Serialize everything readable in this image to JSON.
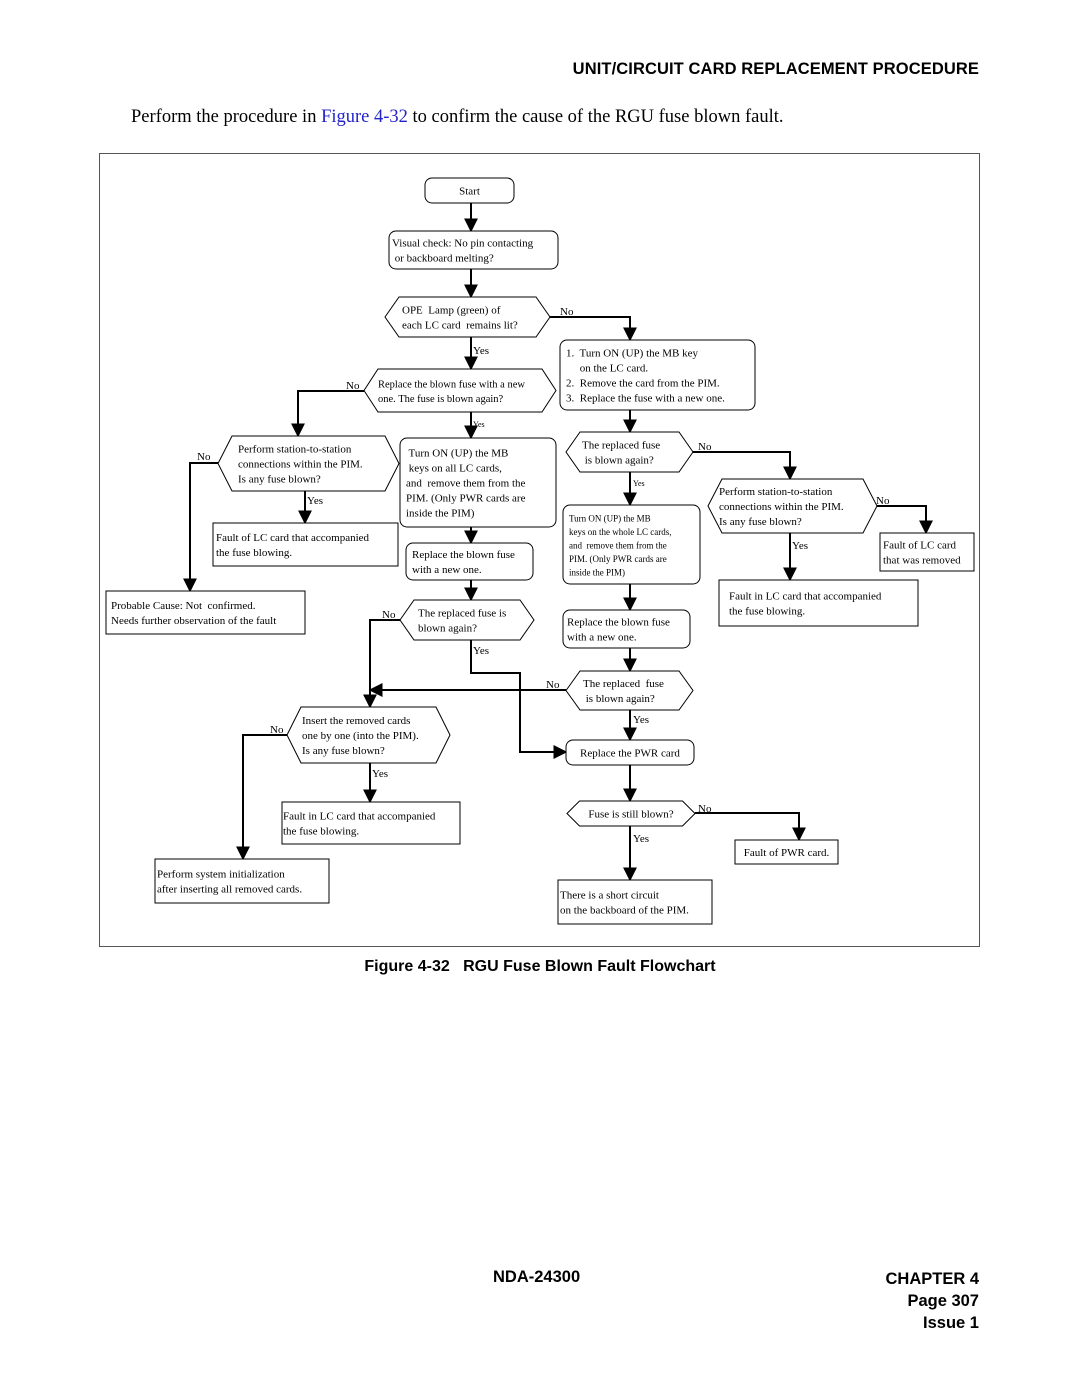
{
  "header": {
    "section_title": "UNIT/CIRCUIT CARD REPLACEMENT PROCEDURE"
  },
  "intro": {
    "before": "Perform the procedure in ",
    "link": "Figure 4-32",
    "after": " to confirm the cause of the RGU fuse blown fault."
  },
  "flowchart": {
    "nodes": {
      "start": [
        "Start"
      ],
      "visual_check": [
        "Visual check: No pin contacting",
        " or backboard melting?"
      ],
      "ope_lamp": [
        "OPE  Lamp (green) of",
        "each LC card  remains lit?"
      ],
      "mb_key_steps": [
        "1.  Turn ON (UP) the MB key",
        "     on the LC card.",
        "2.  Remove the card from the PIM.",
        "3.  Replace the fuse with a new one."
      ],
      "replace_fuse_q": [
        "Replace the blown fuse with a new",
        "one. The fuse is blown again?"
      ],
      "s2s_left": [
        "Perform station-to-station",
        "connections within the PIM.",
        "Is any fuse blown?"
      ],
      "fault_lc_left": [
        "Fault of LC card that accompanied",
        "the fuse blowing."
      ],
      "probable_cause": [
        "Probable Cause: Not  confirmed.",
        "Needs further observation of the fault"
      ],
      "turn_on_all": [
        " Turn ON (UP) the MB",
        " keys on all LC cards,",
        "and  remove them from the",
        "PIM. (Only PWR cards are",
        "inside the PIM)"
      ],
      "replace_blown_mid": [
        "Replace the blown fuse",
        "with a new one."
      ],
      "replaced_again_mid": [
        "The replaced fuse is",
        "blown again?"
      ],
      "replaced_again_right1": [
        "The replaced fuse",
        " is blown again?"
      ],
      "turn_on_whole": [
        "Turn ON (UP) the MB",
        "keys on the whole LC cards,",
        "and  remove them from the",
        "PIM. (Only PWR cards are",
        "inside the PIM)"
      ],
      "s2s_right": [
        "Perform station-to-station",
        "connections within the PIM.",
        "Is any fuse blown?"
      ],
      "fault_lc_removed": [
        "Fault of LC card",
        "that was removed"
      ],
      "fault_lc_right": [
        "Fault in LC card that accompanied",
        "the fuse blowing."
      ],
      "replace_blown_right": [
        "Replace the blown fuse",
        "with a new one."
      ],
      "replaced_again_right2": [
        "The replaced  fuse",
        " is blown again?"
      ],
      "insert_cards": [
        "Insert the removed cards",
        "one by one (into the PIM).",
        "Is any fuse blown?"
      ],
      "replace_pwr": [
        "Replace the PWR card"
      ],
      "fault_lc_bottom": [
        "Fault in LC card that accompanied",
        "the fuse blowing."
      ],
      "system_init": [
        "Perform system initialization",
        "after inserting all removed cards."
      ],
      "fuse_still": [
        "Fuse is still blown?"
      ],
      "short_circuit": [
        "There is a short circuit",
        "on the backboard of the PIM."
      ],
      "fault_pwr": [
        "Fault of PWR card."
      ]
    },
    "labels": {
      "yes": "Yes",
      "no": "No"
    }
  },
  "caption": {
    "prefix": "Figure ",
    "number": "4-32",
    "title": "   RGU Fuse Blown Fault Flowchart"
  },
  "footer": {
    "doc_number": "NDA-24300",
    "chapter": "CHAPTER 4",
    "page": "Page 307",
    "issue": "Issue 1"
  }
}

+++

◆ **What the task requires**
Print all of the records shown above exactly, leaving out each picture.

◆ **Exercise answer**
Serialize everything readable in this image to JSON.
{
  "header": {
    "section_title": "UNIT/CIRCUIT CARD REPLACEMENT PROCEDURE"
  },
  "intro": {
    "before": "Perform the procedure in ",
    "link": "Figure 4-32",
    "after": " to confirm the cause of the RGU fuse blown fault."
  },
  "flowchart": {
    "nodes": {
      "start": [
        "Start"
      ],
      "visual_check": [
        "Visual check: No pin contacting",
        " or backboard melting?"
      ],
      "ope_lamp": [
        "OPE  Lamp (green) of",
        "each LC card  remains lit?"
      ],
      "mb_key_steps": [
        "1.  Turn ON (UP) the MB key",
        "     on the LC card.",
        "2.  Remove the card from the PIM.",
        "3.  Replace the fuse with a new one."
      ],
      "replace_fuse_q": [
        "Replace the blown fuse with a new",
        "one. The fuse is blown again?"
      ],
      "s2s_left": [
        "Perform station-to-station",
        "connections within the PIM.",
        "Is any fuse blown?"
      ],
      "fault_lc_left": [
        "Fault of LC card that accompanied",
        "the fuse blowing."
      ],
      "probable_cause": [
        "Probable Cause: Not  confirmed.",
        "Needs further observation of the fault"
      ],
      "turn_on_all": [
        " Turn ON (UP) the MB",
        " keys on all LC cards,",
        "and  remove them from the",
        "PIM. (Only PWR cards are",
        "inside the PIM)"
      ],
      "replace_blown_mid": [
        "Replace the blown fuse",
        "with a new one."
      ],
      "replaced_again_mid": [
        "The replaced fuse is",
        "blown again?"
      ],
      "replaced_again_right1": [
        "The replaced fuse",
        " is blown again?"
      ],
      "turn_on_whole": [
        "Turn ON (UP) the MB",
        "keys on the whole LC cards,",
        "and  remove them from the",
        "PIM. (Only PWR cards are",
        "inside the PIM)"
      ],
      "s2s_right": [
        "Perform station-to-station",
        "connections within the PIM.",
        "Is any fuse blown?"
      ],
      "fault_lc_removed": [
        "Fault of LC card",
        "that was removed"
      ],
      "fault_lc_right": [
        "Fault in LC card that accompanied",
        "the fuse blowing."
      ],
      "replace_blown_right": [
        "Replace the blown fuse",
        "with a new one."
      ],
      "replaced_again_right2": [
        "The replaced  fuse",
        " is blown again?"
      ],
      "insert_cards": [
        "Insert the removed cards",
        "one by one (into the PIM).",
        "Is any fuse blown?"
      ],
      "replace_pwr": [
        "Replace the PWR card"
      ],
      "fault_lc_bottom": [
        "Fault in LC card that accompanied",
        "the fuse blowing."
      ],
      "system_init": [
        "Perform system initialization",
        "after inserting all removed cards."
      ],
      "fuse_still": [
        "Fuse is still blown?"
      ],
      "short_circuit": [
        "There is a short circuit",
        "on the backboard of the PIM."
      ],
      "fault_pwr": [
        "Fault of PWR card."
      ]
    },
    "labels": {
      "yes": "Yes",
      "no": "No"
    }
  },
  "caption": {
    "prefix": "Figure ",
    "number": "4-32",
    "title": "   RGU Fuse Blown Fault Flowchart"
  },
  "footer": {
    "doc_number": "NDA-24300",
    "chapter": "CHAPTER 4",
    "page": "Page 307",
    "issue": "Issue 1"
  }
}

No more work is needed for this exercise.